Since his experience in the Philippines, Ruben has wanted to build an earthship in Malaysia. The current plan is to build a small prototype around December this year before attempting a bigger project. Once funding comes through, the next step is to build the larger scaled earthship, hopefully earlier next year (you can see the layout plan here). We’ll let you know how that goes as we’ve put our hands up to volunteer! 🙂
As amazing as earthships are, there have been questions raised regarding issues with their design. Earthship Europe did not have a very positive report on the performance of current earthships built in Europe some years after they were built. Archinia, an architectural cooperative, also provided a list of problems of a typical earthship. These problems were mainly climatic as the design of the earthship was more suited to an arid environment like New Mexico’s. Earthships in temperate countries had problems with heat loss – more so in winter; earthships in humid countries had problems with collecting water on interior walls which caused mold and algae to grow. Despite the cons listed of the earthship design, Archinia still supports the idea of earthships and also provides useful tips and hacks to avoid the current faults related to the present design, and it looks like they’ll be releasing a book based on this early next year.
Archinia describes itself as an “architectural evolution” and so we can say the same for the earthship.
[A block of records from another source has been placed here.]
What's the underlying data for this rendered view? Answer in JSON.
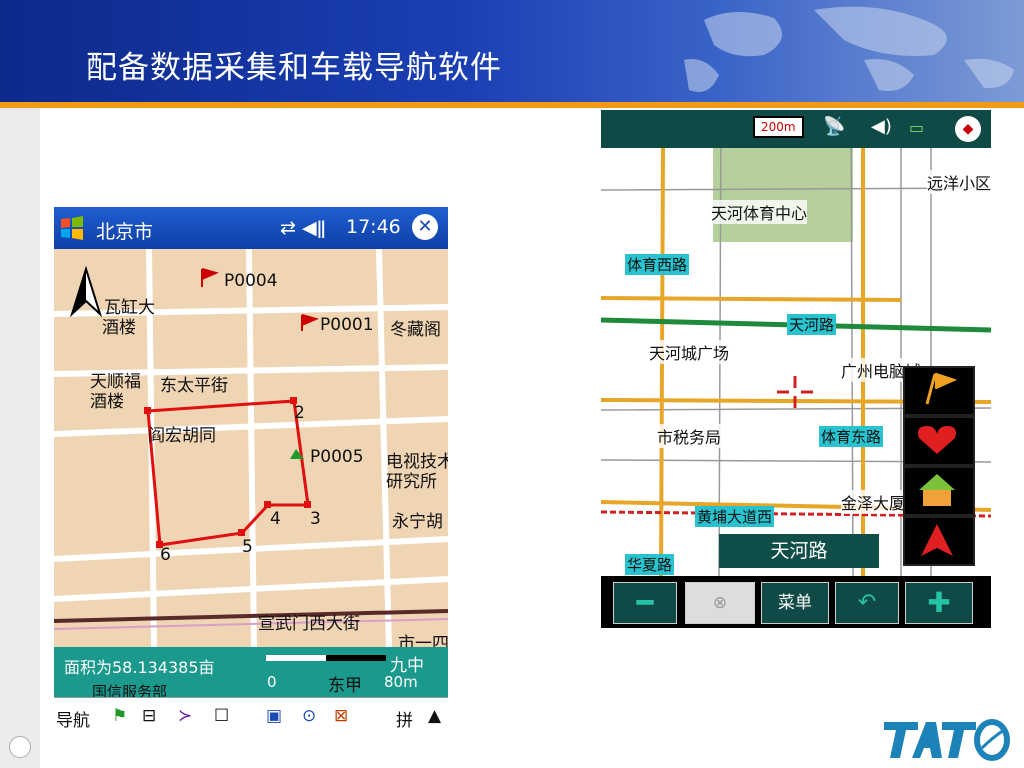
{
  "slide": {
    "title": "配备数据采集和车载导航软件"
  },
  "pda": {
    "title": "北京市",
    "time": "17:46",
    "close_label": "✕",
    "area_text": "面积为58.134385亩",
    "scale_zero": "0",
    "scale_value": "80m",
    "map_labels": {
      "p0004": "P0004",
      "p0001": "P0001",
      "p0005": "P0005",
      "wahongda": "瓦缸大",
      "jiulou1": "酒楼",
      "tianshunfu": "天顺福",
      "jiulou2": "酒楼",
      "dongtaiping": "东太平街",
      "hutong": "阎宏胡同",
      "tv1": "电视技术",
      "tv2": "研究所",
      "yongning": "永宁胡",
      "xuanwu": "宣武门西大街",
      "shiyi": "市一四",
      "jiuzhong": "九中",
      "dongjia": "东甲",
      "guoxin": "国信服务部",
      "dongcheng": "冬藏阁",
      "n2": "2",
      "n3": "3",
      "n4": "4",
      "n5": "5",
      "n6": "6"
    },
    "toolbar": {
      "nav_label": "导航",
      "pin_label": "拼"
    }
  },
  "nav": {
    "scale_label": "200m",
    "current_road": "天河路",
    "menu_label": "菜单",
    "map_labels": {
      "tiyuzhongxin": "天河体育中心",
      "yuanyang": "远洋小区",
      "tiyuxilu": "体育西路",
      "tianhelu": "天河路",
      "tianhecheng": "天河城广场",
      "guangzhou": "广州电脑城",
      "shishuiwuju": "市税务局",
      "tiyudonglu": "体育东路",
      "jinze": "金泽大厦",
      "huangpu": "黄埔大道西",
      "huaxialu": "华夏路"
    }
  },
  "colors": {
    "header_blue": "#0c2a8c",
    "accent_orange": "#f29a16",
    "pda_teal": "#1a998c",
    "nav_dark": "#0f4a46"
  }
}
Because forty years – in evolutionary standards – is not long at all.